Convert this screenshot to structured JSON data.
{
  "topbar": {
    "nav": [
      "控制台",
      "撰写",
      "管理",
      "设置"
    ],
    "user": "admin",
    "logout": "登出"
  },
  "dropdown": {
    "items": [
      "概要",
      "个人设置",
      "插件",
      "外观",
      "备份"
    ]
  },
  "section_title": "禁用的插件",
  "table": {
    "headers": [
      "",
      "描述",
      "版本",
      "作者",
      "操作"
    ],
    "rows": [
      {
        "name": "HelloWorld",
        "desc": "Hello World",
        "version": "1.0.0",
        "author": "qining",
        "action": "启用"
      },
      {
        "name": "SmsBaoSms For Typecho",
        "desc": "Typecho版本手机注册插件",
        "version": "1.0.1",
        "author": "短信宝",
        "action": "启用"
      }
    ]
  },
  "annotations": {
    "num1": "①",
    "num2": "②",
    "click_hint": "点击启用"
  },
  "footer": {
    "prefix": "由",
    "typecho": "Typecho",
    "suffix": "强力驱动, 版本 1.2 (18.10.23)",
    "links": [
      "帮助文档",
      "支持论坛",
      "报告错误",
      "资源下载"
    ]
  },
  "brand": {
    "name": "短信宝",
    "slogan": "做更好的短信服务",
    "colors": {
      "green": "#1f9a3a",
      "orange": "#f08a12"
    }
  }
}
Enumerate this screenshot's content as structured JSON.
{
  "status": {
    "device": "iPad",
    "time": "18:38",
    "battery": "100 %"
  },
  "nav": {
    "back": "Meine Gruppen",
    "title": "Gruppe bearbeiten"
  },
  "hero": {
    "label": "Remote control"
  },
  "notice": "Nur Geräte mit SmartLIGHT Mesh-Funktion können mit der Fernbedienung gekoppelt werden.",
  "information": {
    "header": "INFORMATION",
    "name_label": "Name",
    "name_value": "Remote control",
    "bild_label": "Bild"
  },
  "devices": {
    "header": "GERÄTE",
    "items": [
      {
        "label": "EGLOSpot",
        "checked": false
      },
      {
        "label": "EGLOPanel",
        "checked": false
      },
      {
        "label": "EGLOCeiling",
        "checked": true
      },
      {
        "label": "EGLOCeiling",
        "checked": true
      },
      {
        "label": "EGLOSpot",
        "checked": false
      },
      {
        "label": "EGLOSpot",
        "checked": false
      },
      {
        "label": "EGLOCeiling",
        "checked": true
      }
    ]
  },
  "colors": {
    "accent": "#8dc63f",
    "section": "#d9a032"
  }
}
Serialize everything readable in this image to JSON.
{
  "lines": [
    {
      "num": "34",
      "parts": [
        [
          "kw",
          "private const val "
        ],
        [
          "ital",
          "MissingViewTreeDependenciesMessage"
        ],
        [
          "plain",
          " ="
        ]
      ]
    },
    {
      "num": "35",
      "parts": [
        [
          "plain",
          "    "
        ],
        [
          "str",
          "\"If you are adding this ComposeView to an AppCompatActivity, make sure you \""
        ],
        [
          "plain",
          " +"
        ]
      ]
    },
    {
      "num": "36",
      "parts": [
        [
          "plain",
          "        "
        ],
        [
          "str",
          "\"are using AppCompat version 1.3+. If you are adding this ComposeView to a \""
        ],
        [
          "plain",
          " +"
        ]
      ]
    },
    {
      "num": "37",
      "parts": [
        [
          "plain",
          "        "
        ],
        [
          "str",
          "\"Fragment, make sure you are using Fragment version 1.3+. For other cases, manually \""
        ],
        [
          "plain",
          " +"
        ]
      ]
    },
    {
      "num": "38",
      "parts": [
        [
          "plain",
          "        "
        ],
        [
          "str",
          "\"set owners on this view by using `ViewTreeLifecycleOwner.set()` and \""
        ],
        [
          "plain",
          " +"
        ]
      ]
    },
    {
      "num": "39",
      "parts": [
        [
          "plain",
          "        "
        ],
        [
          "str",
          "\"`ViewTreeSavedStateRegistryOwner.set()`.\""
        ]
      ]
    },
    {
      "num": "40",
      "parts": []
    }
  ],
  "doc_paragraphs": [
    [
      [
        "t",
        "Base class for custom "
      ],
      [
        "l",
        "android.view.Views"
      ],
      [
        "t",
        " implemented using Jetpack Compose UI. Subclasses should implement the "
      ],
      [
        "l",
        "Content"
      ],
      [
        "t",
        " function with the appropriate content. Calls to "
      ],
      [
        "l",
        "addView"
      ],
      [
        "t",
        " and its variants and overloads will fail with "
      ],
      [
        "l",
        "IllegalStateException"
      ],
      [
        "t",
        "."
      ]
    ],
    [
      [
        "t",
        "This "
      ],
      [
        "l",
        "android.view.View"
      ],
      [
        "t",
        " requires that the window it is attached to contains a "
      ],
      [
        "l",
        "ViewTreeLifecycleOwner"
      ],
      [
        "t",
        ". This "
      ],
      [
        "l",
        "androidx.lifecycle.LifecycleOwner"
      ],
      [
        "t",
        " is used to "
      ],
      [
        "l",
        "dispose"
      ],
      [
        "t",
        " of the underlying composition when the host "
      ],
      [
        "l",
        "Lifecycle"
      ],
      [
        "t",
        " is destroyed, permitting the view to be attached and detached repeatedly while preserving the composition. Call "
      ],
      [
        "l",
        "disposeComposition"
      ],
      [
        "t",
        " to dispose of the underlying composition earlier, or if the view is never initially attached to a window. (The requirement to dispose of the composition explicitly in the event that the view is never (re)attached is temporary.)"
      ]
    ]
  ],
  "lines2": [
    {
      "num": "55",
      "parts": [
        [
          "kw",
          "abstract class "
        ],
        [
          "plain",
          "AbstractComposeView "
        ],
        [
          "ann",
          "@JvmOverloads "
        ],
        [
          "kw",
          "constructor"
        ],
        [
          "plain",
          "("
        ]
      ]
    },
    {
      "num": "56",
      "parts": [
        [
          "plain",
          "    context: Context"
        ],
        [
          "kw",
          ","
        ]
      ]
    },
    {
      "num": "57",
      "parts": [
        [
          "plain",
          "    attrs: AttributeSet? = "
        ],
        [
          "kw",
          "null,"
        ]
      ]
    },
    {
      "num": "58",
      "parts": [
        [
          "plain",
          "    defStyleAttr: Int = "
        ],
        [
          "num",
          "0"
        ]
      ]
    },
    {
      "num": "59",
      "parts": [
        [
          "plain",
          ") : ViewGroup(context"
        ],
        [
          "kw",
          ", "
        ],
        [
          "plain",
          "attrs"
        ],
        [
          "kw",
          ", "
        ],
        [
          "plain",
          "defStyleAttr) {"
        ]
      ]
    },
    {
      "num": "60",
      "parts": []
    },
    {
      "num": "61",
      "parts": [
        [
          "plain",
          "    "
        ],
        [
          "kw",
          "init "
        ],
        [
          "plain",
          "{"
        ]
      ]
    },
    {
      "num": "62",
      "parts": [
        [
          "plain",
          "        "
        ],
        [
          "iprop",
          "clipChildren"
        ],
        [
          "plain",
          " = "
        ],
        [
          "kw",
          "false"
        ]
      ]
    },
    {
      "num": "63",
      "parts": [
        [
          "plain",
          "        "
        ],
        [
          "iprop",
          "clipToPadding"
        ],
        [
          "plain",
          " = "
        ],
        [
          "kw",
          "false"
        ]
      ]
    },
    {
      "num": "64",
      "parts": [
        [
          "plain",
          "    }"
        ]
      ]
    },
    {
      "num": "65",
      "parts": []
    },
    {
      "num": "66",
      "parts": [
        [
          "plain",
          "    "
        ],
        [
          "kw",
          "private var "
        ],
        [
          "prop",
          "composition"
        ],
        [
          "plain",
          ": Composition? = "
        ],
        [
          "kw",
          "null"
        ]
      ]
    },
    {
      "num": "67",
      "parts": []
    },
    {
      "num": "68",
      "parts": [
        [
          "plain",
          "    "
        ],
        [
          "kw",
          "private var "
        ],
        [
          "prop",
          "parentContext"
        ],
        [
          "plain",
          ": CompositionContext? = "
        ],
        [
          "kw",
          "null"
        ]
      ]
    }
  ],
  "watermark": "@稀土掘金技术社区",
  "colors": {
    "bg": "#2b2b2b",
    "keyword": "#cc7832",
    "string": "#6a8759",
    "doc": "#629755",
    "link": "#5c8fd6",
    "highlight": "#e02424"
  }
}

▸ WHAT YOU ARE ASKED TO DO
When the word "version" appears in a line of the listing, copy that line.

▸ ANSWER AREA
        "version": "1.0.0",
        "version": "1.0.1",
          "\"are using AppCompat version 1.3+. If you are adding this ComposeView to a \""
          "\"Fragment, make sure you are using Fragment version 1.3+. For other cases, manually \""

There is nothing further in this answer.